Alexander C. Keyel; Alexis Russell; Jonathan Plitnick; Jemma V. Rowlands; Daryl M. Lamson; Eli Rosenberg; Kirsten St. George


Emerging Infectious Diseases. 2022;28(10):1990-1998. 

In This Article

Abstract and Introduction


Recently emerged SARS-CoV-2 variants have greater potential than earlier variants to cause vaccine breakthrough infections. During emergence of the Delta and Omicron variants, a matched case–control analysis used a viral genomic sequence dataset linked with demographic and vaccination information from New York, USA, to examine associations between virus lineage and patient vaccination status, patient age, vaccine type, and time since vaccination.
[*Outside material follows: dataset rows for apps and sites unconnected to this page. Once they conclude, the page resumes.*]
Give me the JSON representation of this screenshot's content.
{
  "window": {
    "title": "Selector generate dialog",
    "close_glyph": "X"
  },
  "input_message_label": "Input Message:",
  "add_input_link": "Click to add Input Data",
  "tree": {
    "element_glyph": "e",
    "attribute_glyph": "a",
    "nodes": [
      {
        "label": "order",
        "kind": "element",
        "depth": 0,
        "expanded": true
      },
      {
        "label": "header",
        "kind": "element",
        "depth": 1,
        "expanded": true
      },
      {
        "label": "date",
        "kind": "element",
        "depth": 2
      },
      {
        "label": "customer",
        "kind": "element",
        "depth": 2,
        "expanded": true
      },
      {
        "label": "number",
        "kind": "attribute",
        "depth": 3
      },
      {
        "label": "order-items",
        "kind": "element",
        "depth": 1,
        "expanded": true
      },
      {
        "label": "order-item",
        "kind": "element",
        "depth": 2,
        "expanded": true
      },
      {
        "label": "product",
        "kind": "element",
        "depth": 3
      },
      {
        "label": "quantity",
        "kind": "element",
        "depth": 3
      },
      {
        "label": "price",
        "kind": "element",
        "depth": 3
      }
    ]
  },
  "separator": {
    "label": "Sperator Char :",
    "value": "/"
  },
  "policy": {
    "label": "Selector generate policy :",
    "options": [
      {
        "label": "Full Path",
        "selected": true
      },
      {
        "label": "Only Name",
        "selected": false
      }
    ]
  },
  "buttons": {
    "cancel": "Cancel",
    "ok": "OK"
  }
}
Case-patients were persons infected with the emerging virus lineage, and controls were persons infected with any other virus lineage. Infections in fully vaccinated and boosted persons were significantly associated with the Omicron lineage. Odds of infection with Omicron relative to Delta generally decreased with increasing patient age. A similar pattern was observed with vaccination status during Delta emergence but was not significant. Vaccines offered less protection against Omicron, thereby increasing the number of potential hosts for emerging variants.


As of August 10, 2022, the SARS-CoV-2 pandemic had claimed >6.4 million human lives globally, >1 million in the United States, and >70,000 in New York state.[1] Virus evolution and adaptation have been observed in persistently infected immunocompromised persons[2] and animal reservoirs,[3,4] leading to the potential for new, highly adapted variants.

Novel variants of SARS-CoV-2 have shown increased rates of transmission and immune evasion.[5,6] In particular, Omicron has evolved a suite of unique mutations, which have greatly increased its infectiousness,[7] increased its ability to evade current vaccines,[5,6] and decreased the effectiveness of convalescent plasma transfusions and monoclonal antibody treatments.[8,9] To a lesser degree, the Delta variant showed some of these same patterns of increased infectiousness[10] and potential for immune evasion compared with earlier strains that preceded Delta.[11]

Prior literature has also shown differences in vaccine effectiveness for SARS-CoV-2 lineages associated with variation in vaccine type, time since vaccination, and patient age. Before emergence of the Delta and Omicron variants, data showed reduced neutralizing antibody protection for the Janssen vaccine (Johnson & Johnson, compared with the Pfizer (Pfizer-BioNTech, and Moderna ( vaccines[12] and slightly stronger protection for Moderna compared with Pfizer vaccines.[12] An effect of time since vaccination has been demonstrated for the Delta variant[11] Younger persons were found to be more likely to be infected with Omicron.[13,14]

To test the associations between vaccination status, vaccine type, and time since vaccination with lineage identity during the emergence of new variants of SARS-CoV-2, we conducted a matched case–control study. We performed analyses for the emergence of the Omicron and Delta variants in New York, USA. The study was waived by the New York State Department of Health (NYSDOH) Institutional Review Board for Human Subjects Research review.